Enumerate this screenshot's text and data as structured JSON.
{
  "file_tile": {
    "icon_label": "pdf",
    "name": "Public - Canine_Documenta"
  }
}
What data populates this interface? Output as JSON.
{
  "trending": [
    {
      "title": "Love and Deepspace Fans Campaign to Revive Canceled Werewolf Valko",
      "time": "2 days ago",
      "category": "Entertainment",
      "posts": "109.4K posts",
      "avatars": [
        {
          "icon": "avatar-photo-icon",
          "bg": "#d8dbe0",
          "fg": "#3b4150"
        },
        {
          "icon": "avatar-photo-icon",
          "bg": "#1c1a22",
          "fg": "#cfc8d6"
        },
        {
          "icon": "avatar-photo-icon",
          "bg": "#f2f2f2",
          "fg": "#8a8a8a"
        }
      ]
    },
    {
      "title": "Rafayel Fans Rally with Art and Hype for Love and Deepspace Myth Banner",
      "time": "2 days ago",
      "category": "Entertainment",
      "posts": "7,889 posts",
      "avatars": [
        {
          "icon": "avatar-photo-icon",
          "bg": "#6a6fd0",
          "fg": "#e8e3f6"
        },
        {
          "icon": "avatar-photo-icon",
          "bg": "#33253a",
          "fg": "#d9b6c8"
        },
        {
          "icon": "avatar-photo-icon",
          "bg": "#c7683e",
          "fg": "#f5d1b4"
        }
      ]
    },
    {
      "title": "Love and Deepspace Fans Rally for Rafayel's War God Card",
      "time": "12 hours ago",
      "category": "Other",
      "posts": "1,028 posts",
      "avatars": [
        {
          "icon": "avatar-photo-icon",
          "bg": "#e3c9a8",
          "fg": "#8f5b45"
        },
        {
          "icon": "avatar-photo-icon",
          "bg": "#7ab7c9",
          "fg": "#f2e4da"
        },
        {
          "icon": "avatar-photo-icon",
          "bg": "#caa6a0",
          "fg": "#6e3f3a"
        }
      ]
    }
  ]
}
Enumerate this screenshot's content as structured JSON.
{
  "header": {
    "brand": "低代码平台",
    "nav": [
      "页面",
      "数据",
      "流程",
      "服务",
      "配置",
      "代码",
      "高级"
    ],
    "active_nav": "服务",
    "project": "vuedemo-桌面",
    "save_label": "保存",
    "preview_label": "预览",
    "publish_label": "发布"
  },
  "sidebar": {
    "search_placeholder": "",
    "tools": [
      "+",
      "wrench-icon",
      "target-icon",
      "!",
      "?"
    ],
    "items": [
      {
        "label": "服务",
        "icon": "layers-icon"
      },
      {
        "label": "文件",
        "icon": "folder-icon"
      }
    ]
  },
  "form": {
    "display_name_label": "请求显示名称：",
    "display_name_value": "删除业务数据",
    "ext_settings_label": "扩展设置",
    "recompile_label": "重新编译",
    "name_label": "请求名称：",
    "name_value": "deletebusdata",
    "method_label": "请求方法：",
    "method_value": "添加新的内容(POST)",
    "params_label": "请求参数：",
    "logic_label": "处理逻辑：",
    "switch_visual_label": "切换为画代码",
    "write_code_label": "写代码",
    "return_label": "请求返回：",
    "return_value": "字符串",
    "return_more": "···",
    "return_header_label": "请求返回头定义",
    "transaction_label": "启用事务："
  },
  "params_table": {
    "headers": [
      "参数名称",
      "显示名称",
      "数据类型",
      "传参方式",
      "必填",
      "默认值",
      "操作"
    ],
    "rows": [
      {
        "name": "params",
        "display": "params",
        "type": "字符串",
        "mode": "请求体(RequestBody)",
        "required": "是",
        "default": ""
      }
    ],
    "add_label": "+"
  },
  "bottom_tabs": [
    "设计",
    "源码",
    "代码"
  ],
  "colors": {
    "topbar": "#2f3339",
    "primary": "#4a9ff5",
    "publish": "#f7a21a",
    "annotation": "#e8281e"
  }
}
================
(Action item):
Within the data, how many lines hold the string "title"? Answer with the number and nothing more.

(Your response):
3